AVAILABLE RECORDS section start

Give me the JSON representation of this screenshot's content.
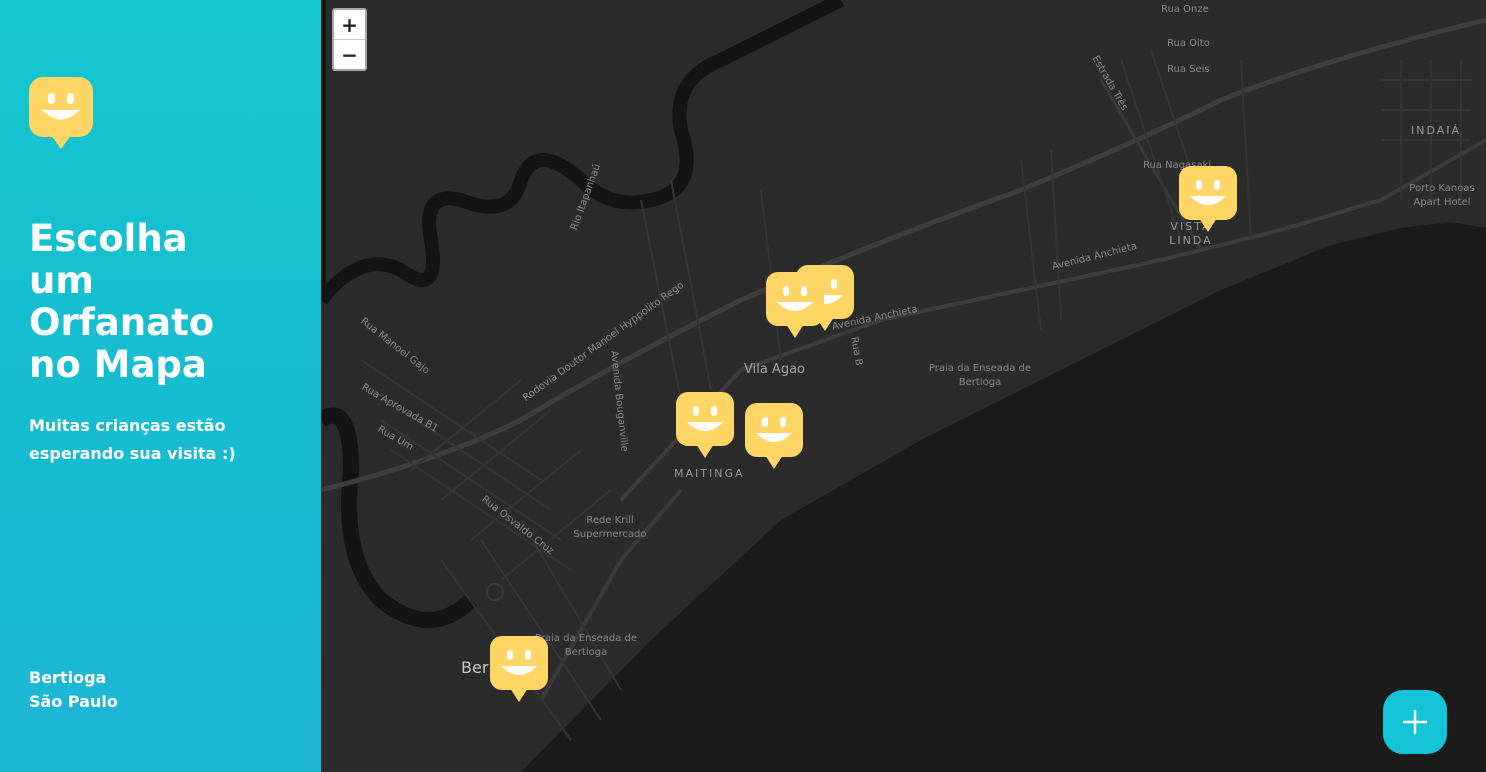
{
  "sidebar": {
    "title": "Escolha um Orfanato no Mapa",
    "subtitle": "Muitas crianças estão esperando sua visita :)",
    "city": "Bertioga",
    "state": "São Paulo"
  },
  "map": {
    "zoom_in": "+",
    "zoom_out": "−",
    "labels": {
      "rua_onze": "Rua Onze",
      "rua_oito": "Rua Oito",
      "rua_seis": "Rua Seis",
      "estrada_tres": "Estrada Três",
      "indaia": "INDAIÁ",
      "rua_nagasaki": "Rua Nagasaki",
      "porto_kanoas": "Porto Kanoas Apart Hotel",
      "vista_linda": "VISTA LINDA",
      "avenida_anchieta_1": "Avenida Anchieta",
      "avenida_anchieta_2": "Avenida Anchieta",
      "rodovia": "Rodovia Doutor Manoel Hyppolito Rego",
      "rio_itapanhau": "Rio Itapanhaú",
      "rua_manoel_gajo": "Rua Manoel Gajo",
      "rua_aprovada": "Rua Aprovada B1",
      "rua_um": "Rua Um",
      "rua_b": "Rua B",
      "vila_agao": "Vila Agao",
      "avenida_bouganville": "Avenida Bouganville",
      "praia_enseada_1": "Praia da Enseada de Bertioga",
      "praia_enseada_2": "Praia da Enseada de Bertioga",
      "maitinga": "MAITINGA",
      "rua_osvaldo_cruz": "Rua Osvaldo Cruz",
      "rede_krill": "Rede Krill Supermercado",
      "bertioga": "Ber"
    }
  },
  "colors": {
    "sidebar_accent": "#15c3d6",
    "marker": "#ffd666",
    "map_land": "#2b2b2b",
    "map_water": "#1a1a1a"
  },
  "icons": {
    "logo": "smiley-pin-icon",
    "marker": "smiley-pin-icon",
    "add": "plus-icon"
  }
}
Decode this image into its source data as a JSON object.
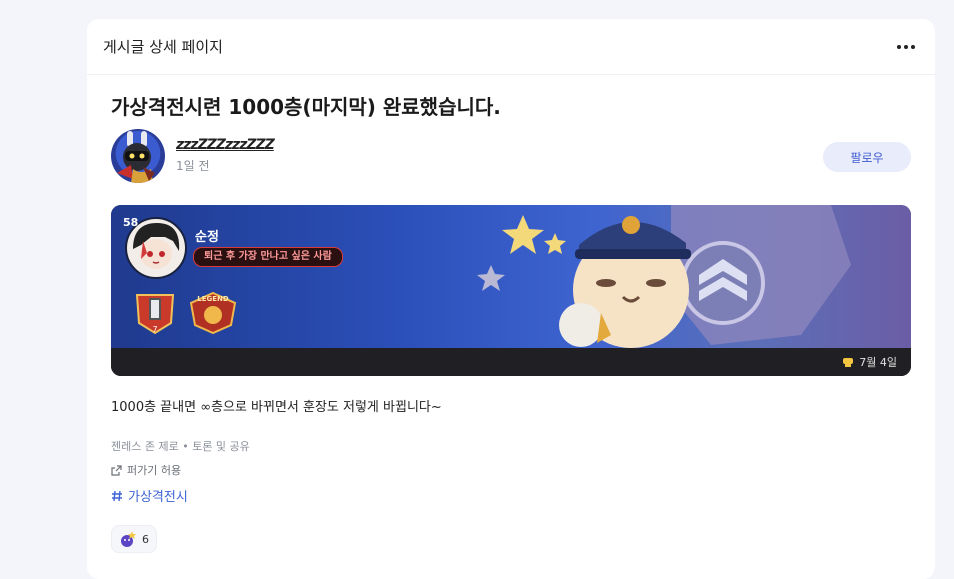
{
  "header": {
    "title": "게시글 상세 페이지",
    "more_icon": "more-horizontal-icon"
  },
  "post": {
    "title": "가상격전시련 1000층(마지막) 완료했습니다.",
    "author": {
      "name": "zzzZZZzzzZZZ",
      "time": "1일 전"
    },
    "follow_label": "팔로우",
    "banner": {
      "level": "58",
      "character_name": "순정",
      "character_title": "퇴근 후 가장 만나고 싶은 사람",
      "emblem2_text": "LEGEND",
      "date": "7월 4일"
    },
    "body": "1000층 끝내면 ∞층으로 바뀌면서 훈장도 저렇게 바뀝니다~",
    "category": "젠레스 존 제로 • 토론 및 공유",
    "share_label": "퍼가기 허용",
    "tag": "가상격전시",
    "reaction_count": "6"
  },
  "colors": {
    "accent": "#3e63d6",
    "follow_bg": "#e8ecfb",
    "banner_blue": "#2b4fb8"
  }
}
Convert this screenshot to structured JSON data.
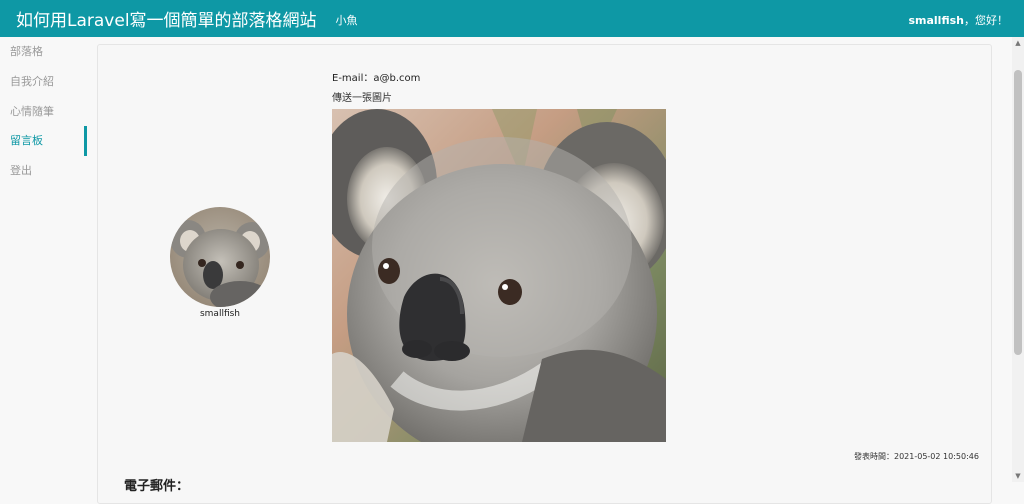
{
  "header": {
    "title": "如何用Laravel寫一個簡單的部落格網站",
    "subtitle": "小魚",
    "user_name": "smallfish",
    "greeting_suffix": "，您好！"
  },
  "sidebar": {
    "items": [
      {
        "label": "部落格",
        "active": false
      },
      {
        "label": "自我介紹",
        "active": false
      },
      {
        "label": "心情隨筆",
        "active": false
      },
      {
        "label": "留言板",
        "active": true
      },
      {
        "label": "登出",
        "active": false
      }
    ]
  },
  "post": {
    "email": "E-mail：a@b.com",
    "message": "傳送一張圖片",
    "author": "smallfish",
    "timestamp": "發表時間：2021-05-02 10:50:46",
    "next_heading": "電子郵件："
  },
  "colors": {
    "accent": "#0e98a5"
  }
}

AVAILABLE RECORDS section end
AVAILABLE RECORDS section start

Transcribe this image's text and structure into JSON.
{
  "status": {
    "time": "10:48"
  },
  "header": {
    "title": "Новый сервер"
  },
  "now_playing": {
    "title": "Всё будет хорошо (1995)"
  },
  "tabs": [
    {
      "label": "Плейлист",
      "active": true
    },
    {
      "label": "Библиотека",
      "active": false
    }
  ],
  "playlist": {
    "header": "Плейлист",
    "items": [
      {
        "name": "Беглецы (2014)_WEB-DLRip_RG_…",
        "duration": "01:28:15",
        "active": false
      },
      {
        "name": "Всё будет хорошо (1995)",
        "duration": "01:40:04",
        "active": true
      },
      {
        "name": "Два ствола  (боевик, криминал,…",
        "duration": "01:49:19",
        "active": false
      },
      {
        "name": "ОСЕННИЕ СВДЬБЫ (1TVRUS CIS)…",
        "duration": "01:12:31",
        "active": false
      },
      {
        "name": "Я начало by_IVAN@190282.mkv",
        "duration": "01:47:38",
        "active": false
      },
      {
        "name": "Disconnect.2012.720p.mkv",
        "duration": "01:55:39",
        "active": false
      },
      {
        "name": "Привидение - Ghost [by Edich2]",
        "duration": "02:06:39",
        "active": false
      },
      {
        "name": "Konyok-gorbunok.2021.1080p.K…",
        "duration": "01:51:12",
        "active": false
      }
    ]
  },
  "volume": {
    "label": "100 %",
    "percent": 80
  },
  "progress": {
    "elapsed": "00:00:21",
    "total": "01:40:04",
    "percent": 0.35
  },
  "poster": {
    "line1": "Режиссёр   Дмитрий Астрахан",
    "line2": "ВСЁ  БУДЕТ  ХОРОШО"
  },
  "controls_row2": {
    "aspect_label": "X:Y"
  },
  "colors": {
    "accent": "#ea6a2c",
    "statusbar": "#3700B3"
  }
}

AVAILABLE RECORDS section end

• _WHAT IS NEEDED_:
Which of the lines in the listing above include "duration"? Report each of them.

• _ANSWER TO THIS TASK_:
        "duration": "01:28:15",
        "duration": "01:40:04",
        "duration": "01:49:19",
        "duration": "01:12:31",
        "duration": "01:47:38",
        "duration": "01:55:39",
        "duration": "02:06:39",
        "duration": "01:51:12",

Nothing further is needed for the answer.